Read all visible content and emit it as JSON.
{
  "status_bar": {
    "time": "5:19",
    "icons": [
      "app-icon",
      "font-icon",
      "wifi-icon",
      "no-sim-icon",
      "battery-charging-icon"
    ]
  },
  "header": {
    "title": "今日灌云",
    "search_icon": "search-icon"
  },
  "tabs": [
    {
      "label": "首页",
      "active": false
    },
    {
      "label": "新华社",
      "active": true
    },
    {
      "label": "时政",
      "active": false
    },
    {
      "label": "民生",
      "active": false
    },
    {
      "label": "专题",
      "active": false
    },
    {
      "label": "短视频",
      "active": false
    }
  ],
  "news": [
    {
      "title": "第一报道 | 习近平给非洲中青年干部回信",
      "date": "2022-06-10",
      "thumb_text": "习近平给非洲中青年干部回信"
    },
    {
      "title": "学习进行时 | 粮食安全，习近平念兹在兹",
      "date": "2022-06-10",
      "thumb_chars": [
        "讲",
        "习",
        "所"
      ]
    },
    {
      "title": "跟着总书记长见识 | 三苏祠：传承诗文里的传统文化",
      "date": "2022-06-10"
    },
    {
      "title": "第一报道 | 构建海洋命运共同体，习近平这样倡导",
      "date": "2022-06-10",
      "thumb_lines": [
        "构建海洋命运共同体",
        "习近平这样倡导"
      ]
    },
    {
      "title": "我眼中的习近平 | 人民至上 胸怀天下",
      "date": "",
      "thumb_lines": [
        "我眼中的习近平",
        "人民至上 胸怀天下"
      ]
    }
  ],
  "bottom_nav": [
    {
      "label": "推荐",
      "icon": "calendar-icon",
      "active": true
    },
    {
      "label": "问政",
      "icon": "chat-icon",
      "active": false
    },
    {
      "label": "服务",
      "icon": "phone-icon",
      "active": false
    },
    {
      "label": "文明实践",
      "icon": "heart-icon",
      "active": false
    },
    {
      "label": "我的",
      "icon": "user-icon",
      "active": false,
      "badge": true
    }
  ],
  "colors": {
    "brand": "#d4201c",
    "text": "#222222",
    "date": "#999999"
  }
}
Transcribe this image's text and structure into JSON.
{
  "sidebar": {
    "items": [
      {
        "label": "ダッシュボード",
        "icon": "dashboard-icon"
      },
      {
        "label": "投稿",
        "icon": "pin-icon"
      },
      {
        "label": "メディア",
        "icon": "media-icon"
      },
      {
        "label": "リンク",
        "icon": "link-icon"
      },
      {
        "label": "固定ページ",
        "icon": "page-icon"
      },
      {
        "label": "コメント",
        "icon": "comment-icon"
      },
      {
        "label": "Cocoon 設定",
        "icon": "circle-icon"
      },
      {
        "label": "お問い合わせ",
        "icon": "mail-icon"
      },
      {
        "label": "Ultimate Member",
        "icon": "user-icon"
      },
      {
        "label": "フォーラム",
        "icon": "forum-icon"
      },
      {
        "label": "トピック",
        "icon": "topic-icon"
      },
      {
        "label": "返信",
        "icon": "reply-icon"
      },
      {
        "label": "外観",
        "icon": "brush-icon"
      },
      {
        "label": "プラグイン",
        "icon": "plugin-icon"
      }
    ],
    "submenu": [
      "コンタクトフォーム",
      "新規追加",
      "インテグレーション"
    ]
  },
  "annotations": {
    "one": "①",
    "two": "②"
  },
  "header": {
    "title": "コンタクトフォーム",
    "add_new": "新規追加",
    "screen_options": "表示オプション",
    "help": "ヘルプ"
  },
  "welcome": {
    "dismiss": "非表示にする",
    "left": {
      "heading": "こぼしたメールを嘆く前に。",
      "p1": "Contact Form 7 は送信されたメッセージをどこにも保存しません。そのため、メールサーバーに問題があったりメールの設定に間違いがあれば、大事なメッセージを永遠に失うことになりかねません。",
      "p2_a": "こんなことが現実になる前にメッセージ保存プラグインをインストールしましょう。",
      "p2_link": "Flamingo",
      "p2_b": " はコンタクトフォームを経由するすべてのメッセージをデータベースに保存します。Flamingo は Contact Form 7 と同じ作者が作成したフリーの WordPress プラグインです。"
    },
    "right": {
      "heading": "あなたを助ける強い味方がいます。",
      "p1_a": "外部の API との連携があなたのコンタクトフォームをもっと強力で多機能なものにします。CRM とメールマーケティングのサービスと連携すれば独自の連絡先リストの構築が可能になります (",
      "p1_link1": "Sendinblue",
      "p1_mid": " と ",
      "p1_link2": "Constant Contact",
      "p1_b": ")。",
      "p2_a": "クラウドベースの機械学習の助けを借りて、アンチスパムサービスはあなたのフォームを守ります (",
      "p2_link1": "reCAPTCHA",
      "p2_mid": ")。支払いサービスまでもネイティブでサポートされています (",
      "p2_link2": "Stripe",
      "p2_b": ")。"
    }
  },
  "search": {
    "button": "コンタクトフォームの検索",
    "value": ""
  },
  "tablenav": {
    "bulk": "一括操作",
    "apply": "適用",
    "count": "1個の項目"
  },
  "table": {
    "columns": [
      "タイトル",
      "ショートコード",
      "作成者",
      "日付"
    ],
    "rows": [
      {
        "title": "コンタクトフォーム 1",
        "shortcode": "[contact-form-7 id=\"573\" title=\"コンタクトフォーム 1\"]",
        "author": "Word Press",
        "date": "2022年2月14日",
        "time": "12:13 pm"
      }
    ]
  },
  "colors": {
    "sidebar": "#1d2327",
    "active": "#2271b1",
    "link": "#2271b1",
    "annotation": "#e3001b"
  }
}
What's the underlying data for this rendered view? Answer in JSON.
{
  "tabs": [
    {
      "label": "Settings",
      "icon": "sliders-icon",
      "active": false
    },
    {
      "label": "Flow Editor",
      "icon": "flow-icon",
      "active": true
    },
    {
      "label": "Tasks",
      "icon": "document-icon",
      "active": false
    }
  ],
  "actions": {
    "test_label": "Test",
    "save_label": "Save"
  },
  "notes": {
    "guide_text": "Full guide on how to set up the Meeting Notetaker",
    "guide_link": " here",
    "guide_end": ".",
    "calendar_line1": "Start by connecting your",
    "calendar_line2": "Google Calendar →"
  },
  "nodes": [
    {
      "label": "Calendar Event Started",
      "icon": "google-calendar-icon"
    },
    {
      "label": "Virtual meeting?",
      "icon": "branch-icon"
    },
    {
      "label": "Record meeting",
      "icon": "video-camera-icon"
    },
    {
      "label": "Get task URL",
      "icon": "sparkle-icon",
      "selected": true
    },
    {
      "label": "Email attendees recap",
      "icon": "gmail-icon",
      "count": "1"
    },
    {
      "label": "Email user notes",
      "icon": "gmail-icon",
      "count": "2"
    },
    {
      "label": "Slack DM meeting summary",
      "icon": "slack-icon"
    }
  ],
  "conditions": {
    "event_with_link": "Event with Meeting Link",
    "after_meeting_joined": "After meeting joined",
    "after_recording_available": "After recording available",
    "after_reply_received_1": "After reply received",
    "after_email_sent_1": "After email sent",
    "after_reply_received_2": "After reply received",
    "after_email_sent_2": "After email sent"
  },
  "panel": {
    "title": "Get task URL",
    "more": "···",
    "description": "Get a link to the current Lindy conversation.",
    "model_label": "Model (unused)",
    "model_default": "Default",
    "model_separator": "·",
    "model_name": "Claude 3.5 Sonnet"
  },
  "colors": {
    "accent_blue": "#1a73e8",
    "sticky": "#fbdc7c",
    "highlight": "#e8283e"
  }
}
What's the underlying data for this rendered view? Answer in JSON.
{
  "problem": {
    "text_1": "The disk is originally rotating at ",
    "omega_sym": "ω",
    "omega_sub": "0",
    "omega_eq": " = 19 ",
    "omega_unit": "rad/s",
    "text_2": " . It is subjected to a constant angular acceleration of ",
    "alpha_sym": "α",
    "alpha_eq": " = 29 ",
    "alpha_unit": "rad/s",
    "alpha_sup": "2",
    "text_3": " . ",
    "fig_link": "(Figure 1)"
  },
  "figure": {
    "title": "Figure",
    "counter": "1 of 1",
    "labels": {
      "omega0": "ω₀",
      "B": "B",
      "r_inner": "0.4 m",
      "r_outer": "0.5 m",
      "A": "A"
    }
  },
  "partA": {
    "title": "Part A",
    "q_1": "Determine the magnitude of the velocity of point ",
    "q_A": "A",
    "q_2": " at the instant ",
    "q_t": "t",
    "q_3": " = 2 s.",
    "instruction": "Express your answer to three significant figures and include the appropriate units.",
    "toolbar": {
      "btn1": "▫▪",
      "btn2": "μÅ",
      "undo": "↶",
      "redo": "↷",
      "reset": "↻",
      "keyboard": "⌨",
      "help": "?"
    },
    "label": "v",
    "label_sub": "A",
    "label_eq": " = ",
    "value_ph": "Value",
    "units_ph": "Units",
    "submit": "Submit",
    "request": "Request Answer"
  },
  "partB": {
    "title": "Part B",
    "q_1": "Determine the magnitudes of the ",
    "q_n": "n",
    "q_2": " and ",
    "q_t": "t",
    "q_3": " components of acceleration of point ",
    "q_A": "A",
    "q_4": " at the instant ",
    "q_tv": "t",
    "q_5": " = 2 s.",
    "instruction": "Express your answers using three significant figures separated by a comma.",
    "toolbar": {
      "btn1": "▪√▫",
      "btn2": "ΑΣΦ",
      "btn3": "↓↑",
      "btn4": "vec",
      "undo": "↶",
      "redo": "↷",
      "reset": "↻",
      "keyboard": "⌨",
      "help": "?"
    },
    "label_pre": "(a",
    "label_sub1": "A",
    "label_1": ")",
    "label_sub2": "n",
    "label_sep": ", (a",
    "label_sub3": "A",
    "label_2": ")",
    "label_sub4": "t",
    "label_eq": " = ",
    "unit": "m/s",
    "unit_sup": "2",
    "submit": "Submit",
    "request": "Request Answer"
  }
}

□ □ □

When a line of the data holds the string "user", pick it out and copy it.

Answer:
      "icon": "user-icon",
        "icon": "user-icon"
      "label": "Email user notes",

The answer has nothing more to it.